▸ **Exercise goal**:
The string "Marketing" may appear in lines of the entries below. Report how many lines hold it, with only the number.

▸ **Items from a data source**:
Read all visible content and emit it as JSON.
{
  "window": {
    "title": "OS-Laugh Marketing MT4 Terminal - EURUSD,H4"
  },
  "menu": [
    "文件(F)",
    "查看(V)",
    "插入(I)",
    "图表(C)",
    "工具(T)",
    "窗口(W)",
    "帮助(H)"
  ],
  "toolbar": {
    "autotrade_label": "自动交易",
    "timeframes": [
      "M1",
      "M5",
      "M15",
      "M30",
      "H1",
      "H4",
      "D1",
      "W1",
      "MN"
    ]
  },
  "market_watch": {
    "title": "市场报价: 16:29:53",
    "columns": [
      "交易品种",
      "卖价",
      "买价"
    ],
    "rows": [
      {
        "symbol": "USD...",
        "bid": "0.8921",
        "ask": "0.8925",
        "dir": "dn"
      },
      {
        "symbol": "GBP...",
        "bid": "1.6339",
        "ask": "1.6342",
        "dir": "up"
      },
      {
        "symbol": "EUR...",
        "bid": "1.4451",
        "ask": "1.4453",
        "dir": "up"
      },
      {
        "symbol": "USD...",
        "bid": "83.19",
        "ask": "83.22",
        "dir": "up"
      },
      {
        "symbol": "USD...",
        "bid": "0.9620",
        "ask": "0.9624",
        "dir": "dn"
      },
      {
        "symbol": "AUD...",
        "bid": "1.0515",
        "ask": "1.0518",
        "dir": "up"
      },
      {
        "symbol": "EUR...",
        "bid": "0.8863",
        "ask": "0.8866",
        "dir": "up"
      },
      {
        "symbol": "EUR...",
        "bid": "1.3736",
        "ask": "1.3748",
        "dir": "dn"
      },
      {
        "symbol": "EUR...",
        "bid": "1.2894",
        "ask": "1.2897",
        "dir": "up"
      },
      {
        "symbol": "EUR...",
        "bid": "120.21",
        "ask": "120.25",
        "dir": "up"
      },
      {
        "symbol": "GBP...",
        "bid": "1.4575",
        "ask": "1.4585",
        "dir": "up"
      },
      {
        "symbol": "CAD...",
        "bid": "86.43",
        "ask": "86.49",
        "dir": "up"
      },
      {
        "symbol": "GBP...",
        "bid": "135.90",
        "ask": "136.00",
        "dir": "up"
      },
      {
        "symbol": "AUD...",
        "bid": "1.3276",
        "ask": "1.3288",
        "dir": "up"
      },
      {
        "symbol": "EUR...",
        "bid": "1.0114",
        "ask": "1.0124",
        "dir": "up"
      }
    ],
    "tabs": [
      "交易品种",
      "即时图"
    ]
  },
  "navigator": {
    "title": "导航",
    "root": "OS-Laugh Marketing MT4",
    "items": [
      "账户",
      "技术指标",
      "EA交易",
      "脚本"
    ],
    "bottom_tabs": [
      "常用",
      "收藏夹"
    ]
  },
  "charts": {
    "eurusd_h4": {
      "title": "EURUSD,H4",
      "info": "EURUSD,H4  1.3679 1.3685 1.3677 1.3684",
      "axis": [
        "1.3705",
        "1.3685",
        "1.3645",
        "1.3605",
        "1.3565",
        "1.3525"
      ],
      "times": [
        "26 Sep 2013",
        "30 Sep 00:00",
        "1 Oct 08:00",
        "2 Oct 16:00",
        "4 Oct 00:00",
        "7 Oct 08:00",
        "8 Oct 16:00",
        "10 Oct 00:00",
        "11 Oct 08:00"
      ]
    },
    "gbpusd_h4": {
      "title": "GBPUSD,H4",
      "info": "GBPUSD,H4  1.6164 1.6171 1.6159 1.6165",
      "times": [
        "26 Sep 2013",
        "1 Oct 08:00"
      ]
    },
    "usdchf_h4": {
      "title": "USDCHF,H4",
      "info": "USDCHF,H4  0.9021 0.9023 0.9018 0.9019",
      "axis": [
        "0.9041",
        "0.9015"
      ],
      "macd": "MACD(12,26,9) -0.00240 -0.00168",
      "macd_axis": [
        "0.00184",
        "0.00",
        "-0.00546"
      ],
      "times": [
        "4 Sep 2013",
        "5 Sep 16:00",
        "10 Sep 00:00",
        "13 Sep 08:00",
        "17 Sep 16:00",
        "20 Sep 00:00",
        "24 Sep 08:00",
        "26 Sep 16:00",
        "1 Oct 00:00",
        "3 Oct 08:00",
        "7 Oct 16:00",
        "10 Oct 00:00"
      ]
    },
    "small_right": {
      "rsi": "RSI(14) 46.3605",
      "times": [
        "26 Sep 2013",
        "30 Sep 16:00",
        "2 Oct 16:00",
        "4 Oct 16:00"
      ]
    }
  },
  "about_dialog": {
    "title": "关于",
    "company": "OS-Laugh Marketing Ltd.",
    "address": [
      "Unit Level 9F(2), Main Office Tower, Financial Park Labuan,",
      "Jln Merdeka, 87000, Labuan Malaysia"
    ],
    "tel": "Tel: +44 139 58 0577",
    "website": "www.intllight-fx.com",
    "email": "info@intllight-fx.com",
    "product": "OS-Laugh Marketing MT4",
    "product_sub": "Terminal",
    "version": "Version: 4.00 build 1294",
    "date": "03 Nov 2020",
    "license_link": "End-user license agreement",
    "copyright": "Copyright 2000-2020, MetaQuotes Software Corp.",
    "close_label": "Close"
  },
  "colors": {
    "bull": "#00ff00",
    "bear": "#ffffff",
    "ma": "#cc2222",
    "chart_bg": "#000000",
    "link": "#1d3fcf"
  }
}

▸ **Your response**:
4